Free-market reforms sweeping Latin America are fostering higher economic growth and more revenue for foreign firms, but they have done little to relieve the region's pressing unemployment problem, a paradox that will cause a political backlash and jeopardize the continent's shift to free markets if it persists, officials here said Sunday.
A report released by the Inter-American Development Bank on the eve of its annual board of governors meeting here found that jobs in Latin America have grown at a disappointing 2.8% annual rate in the 1990s. That's slower than the 3.3% growth rate of the 1980s, before reforms took hold.
And despite economic growth in recent years of 6% or higher in Chile, Peru and Argentina, the region's high formal unemployment rate of 10% is essentially unchanged from a decade ago.
Meanwhile, the number of informal and underemployed workers continues to increase throughout the continent, representing more than 57% of all workers.

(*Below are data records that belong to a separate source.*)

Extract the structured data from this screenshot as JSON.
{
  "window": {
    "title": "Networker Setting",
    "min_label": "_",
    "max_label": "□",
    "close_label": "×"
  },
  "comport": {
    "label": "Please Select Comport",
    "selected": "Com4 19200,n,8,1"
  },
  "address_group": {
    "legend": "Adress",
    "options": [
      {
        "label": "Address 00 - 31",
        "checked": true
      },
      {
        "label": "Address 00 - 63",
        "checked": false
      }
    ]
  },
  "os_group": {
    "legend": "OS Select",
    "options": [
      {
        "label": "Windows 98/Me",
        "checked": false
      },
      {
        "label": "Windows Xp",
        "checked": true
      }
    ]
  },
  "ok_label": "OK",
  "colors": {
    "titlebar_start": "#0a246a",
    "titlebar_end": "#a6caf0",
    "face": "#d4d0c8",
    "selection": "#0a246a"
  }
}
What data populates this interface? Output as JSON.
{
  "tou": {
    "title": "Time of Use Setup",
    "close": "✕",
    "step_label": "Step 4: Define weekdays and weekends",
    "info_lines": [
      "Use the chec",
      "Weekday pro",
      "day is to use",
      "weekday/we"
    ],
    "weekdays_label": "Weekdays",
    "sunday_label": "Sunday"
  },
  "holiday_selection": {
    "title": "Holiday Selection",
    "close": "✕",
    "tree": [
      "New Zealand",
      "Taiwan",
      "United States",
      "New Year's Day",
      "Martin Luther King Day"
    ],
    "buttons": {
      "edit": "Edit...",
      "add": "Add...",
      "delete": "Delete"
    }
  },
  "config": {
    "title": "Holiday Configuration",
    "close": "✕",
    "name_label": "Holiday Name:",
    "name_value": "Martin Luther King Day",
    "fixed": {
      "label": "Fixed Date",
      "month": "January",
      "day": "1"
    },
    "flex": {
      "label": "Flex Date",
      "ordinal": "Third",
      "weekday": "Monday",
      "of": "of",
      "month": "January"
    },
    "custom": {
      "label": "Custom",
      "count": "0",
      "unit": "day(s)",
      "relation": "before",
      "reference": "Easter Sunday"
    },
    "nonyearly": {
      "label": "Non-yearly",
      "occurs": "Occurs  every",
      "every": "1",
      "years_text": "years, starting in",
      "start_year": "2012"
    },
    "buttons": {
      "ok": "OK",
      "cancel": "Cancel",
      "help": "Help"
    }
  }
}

That's up from 52% in 1990.
The report, prepared by IDB Chief Economist Ricardo Hausmann, supports warnings from several government officials attending the bank's meeting that free-market benefits must translate into better jobs if reforms are to endure.
The promise of higher living standards are, after all, what helped them sell those reforms to their constituents.
"There is a political problem if the benefits of privatization and openness do not reach the lesser-educated workers who are increasingly on the margin," Costa Rican Finance Minister Francisco de Paula Gutierrez told an IDB seminar.
Those benefits, already slow in coming, may now take even longer because the Asian financial crisis is depriving many Latin American firms of export dollars, according to a report by the Institute of International Finance in Washington, D.C.
Sunday, the IIF forecast that Latin America's economic growth rate will slow to 3% in 1998 from 5% last year.
Over the past decade, most countries in the region have jettisoned socialist economic models based on state-owned energy, transportation and banking industries and opened up such services to enterprises through privatization and liberalized foreign-investment rules.
The transition to free markets has led to economic growth and stability in many countries but has also been painful, involving the firings of hundreds of thousands of government employees in bloated bureaucracies and privatized state-owned businesses. Government officials sold the economic restructuring with the argument that the promise of better times to come outweighed the short-term pain.
But with a few exceptions, notably Mexico, Paraguay and Peru, the shift has failed to deliver the most essential benefit of all--more jobs. Most Latin American countries show "rising unemployment rates, lower real salaries and increasing inequality" in wages across the spectrum of skilled and unskilled workers, the IDB report said.
"We all want an increase in employment, the inclusion of more citizens in the social security system. Otherwise, all these reforms would have no point," said Mexican Finance Minister Jose Angel Gurria.
Hausmann and other speakers agreed that the employment problem was due to such factors as rising productivity, urbanization and the entry of women into the workplace.